This idea was extended to the environmental curve. A very poor society will be rather clean because there’s no one actually doing anything which produces pollution. As we get richer, we learn how to make things. Making things often produces pollution. We should note that knowing how to and actually making things is also the definition of getting richer, they’re the same process. For example, millennia back when we didn’t know how to tan hides there was no pollution from tanneries. Then when we did learn how to then there was such pollution. But we are richer by being able to have leather, thus we put up with the pollution. But Kuznets went on to point out that pollution is as with inequality. At some point, we say that we’re rich enough now that we’d like to have a little less of that pollution thank you very much. We’re prepared to spend some of our higher incomes on slightly more expensive methods of doing things which don’t pollute so much. This all seems intuitively true. When we’re so poor that we don’t know where the next meal is coming from, who cares whether the river has an odd smell to it? That we create the smell by doing something that enables us to eat seems like a good trade off. But there comes a point where we are being fed, perhaps not perfectly but adequately, and we start to think that a stinking reeking mess would be better turned back into a nice clean river again. It’s also empirically true that this happens. There’s no hard and fast law about it, true, but watching the world tells us that this is true. The air in London is, despite there being 10 million people there now not 100,000, vastly cleaner than it was in 1550. The Thames, the river through London, was entirely dead by 1850. It was an open sewer with nothing but microbes living in it. It now has salmon swimming in it again, fish famously intolerant of pollution of any kind. And yes, tanneries have been the early stages of this sort of change since whenever. They really are stinking, reeking places and they’re almost always the first places moved out of town, and the first in line for us to insist upon cleaner, if slightly more expensive, production methods. Various people have tried to work out when this change happens, answers ranging from perhaps GDP per capita of $8,000 a year to $6,000. This is a level far above that of Bangladesh at the moment, at least double when we measure it properly by what money will buy rather than the exchange rate. So why is it happening now then? The first answer is that Bangladesh is now very much richer than it used to be. That 5% and 6% GDP per capita growth over a couple of decades does add up. Pollution that would be tolerated now will not be, as Kuznets points out. We can even run the logic the other way around, that we are having this insistence on a cleaner environment is proof that we’re getting richer. But why is it kicking in now, at this lower level than it did in other places? Part of that is that tanneries are, as above, always the first places to be told to move along and get with the program. But a good part of it is that we’re now richer at any level of income than we used to be. We could also say that our inflation measurements aren’t quite right. Things like vaccinations, water purification, the absence of cholera -- they’re not properly reflected in the monetary standards that we use to measure incomes. Meaning that that $6,000 to $8,000, what used to be the turning point of the Kuznets Curve, is now rather lower in modern money, around $3,000 or $4,000 perhaps, which is where Dhaka at least is when we measure incomes properly. (Technically, we use purchasing power parity, not market exchange rates. Don’t worry, it means we’re trying to adjust for different prices in different places, so we can measure real living standards. The dollar to taka PPP rate is about three times the market one.) And that has a greater importance. Because the thing that usually comes immediately after the tanneries get told to clean up or clear out is that we spend on cleaning up air pollution. Something we all rather look forward to, no?

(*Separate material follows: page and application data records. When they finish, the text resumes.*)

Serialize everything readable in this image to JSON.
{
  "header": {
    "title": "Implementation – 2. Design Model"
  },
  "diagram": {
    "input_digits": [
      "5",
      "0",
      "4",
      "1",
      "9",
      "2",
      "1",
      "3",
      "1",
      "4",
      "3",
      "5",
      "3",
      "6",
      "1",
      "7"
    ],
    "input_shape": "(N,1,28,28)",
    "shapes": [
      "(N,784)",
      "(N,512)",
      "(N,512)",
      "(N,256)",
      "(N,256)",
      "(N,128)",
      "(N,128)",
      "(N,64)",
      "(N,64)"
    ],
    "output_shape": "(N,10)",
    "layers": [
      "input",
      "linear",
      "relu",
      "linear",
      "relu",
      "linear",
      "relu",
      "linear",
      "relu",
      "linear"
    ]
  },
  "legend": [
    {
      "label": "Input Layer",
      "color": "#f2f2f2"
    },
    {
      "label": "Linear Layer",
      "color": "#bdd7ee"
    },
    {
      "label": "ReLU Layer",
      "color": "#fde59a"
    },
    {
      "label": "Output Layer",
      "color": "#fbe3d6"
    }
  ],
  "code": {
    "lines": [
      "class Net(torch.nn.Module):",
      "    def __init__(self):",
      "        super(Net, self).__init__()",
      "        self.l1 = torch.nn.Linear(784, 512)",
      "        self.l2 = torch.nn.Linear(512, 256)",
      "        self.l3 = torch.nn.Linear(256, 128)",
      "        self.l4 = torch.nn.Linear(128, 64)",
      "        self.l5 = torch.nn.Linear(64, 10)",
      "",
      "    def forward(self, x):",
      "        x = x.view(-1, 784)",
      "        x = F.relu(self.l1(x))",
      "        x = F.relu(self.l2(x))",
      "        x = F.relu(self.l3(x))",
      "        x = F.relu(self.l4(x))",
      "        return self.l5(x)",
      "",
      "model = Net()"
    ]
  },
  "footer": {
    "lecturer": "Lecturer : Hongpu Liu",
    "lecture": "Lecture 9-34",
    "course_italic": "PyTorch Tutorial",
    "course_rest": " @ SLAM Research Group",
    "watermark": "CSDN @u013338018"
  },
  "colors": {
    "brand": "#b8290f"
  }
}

  Tim Worstall is a Senior Fellow at the Adam Smith Institute in London.